This is part of the STANAG Magazine Comparison series.
Sig Sauer has been putting out STANAG magazines lately, to go with their Sig 556 series rifles. I typically don't venture into "impressions" in my reviews, but I feel in this case that I should. They feel cheap. They've got the Sig Sauer name stamped on them for some cool points, but for a sturdy magazine you're going to rely on, use a different magazine. Just as long as it isn't a Promag - the Sig magazine does feel significantly sturdier than those. The one neat thing which the Sig magazines add vs other magazines, is a set of slots on either side for a magazine connector.
As for USGI parts compatibility, the Sig magazines do rely on a completely different set of body parts. Their follower, floorplate, and body can't interchange with any parts on a USGI STANAG magazine, however the spring is completely compatible and therefore these are usable as rebuild kits in California.
Sig Sauer 30rd Magazine
All of the body parts. Note the slots on the side of the magazine - this is for the Sig branded magazine connectors.

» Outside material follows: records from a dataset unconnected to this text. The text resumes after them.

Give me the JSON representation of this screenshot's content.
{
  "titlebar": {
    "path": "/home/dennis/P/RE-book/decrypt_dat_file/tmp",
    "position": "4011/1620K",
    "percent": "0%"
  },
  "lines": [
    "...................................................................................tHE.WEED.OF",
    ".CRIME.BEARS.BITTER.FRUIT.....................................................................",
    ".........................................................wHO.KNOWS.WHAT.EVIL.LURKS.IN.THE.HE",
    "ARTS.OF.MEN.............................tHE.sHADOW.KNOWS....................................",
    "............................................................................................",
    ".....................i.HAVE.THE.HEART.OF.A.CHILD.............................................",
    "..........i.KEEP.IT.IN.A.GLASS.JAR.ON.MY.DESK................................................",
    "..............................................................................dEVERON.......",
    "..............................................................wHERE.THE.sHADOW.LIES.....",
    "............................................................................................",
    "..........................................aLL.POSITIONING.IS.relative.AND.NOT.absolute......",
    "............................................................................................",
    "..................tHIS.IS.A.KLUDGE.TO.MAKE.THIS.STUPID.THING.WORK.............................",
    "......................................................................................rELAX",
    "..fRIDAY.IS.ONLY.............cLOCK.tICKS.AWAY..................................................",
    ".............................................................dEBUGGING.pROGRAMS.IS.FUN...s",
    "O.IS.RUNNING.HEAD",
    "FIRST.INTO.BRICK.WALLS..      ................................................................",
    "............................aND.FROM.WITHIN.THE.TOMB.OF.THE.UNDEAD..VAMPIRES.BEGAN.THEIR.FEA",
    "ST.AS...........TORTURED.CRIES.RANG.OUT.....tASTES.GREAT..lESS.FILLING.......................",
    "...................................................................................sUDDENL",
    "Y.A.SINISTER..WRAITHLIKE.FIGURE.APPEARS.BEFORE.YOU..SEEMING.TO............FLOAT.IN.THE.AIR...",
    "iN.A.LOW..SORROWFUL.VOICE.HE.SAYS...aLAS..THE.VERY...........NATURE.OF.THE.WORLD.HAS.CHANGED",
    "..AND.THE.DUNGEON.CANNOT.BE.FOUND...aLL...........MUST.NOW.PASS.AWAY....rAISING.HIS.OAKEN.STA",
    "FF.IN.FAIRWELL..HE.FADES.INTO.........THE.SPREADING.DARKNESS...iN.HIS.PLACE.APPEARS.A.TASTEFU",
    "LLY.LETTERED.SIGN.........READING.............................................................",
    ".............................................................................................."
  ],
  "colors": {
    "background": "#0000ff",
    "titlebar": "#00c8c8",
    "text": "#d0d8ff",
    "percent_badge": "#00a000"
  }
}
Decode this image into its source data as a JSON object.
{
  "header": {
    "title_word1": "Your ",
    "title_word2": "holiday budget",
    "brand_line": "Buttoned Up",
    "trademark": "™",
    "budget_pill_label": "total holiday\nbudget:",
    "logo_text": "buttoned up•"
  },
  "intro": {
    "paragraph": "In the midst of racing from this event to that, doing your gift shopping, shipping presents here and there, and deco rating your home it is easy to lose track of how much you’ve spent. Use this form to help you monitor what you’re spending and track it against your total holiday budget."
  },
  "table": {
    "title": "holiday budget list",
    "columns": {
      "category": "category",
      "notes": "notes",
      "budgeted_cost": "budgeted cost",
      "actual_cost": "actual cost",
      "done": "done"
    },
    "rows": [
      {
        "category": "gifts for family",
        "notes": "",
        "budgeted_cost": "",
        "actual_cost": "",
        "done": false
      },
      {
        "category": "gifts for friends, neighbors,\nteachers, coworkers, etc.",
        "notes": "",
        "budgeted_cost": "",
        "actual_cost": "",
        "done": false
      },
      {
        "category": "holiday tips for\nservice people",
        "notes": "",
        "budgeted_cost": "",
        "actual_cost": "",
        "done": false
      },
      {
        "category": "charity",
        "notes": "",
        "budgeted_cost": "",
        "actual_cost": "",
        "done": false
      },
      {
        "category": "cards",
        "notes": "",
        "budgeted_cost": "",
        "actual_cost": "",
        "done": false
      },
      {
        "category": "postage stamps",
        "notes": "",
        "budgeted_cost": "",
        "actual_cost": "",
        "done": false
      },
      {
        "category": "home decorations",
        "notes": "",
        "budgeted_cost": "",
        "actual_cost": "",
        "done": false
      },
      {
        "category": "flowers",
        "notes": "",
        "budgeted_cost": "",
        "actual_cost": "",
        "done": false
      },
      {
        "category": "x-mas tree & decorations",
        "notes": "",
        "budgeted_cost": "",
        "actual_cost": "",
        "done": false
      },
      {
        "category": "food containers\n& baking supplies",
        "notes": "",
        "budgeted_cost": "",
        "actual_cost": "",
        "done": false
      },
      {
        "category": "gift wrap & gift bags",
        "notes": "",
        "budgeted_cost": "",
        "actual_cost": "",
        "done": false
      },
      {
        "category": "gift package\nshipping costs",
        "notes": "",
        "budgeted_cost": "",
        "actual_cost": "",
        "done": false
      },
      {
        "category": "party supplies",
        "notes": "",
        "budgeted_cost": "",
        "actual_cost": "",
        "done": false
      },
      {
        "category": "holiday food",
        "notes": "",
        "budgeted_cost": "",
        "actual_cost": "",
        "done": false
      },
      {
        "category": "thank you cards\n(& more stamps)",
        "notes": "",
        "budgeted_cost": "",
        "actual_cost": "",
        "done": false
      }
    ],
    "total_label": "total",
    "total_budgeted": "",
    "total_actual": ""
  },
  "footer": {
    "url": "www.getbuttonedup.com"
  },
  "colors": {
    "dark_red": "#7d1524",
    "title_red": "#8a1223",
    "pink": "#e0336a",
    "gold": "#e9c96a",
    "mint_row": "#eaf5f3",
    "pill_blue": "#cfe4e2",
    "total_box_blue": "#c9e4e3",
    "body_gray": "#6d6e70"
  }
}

The underside of the Sig magazine body. Note the notches on the side, which are for locking in the floorplate. In order to slide off the floorplate, one must pinch the sides of the magazine hard and pull it off.
An example of how much one must pinch the magazine. Note the notch just above my thumb.
The follower and floorplate. Note that the profile of the follower (along the sides) is very different from a USGI follower.
Sliding the floorplate off the bottom. Note that once the floorplate is past the notches, it's not hard to slide off. It's just a matter of getting past that point.
Detail on the lower half of the magazine. The floorplate is installed, and so is the magazine connector.
The two magazines, connected by the Sig Sauer connector. The magazines' slots both slide into the Sig connector. Because there are slots on both sides of the magazines, you can actually connect an unlimited number of magazines in this way. Note that the magazine to the right is lower than the magazine on the left. When inserted into an AR-15, the rifle's dust cover ends up on top of the magazine to the right.
-- SeanNewton - 09 Jun 2011